## Problem:
Work through the records below and copy every line that includes "state".

[[ Information supplied open ]]

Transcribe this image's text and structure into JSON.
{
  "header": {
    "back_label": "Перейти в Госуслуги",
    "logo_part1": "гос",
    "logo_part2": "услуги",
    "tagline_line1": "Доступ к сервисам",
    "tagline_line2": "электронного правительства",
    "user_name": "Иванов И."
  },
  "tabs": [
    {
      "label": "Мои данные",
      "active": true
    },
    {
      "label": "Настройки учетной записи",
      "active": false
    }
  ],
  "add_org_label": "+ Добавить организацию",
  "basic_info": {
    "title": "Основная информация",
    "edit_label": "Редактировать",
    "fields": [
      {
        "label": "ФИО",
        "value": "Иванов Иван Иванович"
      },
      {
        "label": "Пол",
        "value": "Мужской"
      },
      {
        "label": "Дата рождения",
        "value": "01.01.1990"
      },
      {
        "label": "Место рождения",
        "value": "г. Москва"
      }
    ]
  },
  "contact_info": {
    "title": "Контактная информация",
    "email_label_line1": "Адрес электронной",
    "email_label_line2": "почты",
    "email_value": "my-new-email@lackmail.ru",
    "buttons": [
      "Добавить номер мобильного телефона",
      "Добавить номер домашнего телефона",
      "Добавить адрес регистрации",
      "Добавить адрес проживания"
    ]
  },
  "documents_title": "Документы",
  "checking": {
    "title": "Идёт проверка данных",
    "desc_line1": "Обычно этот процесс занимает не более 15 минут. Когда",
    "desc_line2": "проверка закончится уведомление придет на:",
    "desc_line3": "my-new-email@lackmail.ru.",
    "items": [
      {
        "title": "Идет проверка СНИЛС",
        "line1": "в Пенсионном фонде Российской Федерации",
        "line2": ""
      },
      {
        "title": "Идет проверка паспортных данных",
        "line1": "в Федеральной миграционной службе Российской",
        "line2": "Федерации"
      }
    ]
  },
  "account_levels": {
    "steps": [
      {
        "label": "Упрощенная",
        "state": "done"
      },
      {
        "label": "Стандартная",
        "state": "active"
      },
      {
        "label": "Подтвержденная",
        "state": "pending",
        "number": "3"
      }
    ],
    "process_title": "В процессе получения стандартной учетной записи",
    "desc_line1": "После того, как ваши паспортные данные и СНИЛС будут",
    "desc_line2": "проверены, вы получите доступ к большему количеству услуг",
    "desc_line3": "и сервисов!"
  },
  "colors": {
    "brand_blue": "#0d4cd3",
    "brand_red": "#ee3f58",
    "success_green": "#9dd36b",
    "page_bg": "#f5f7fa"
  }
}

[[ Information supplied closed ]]

## Output:
        "state": "done"
        "state": "active"
        "state": "pending",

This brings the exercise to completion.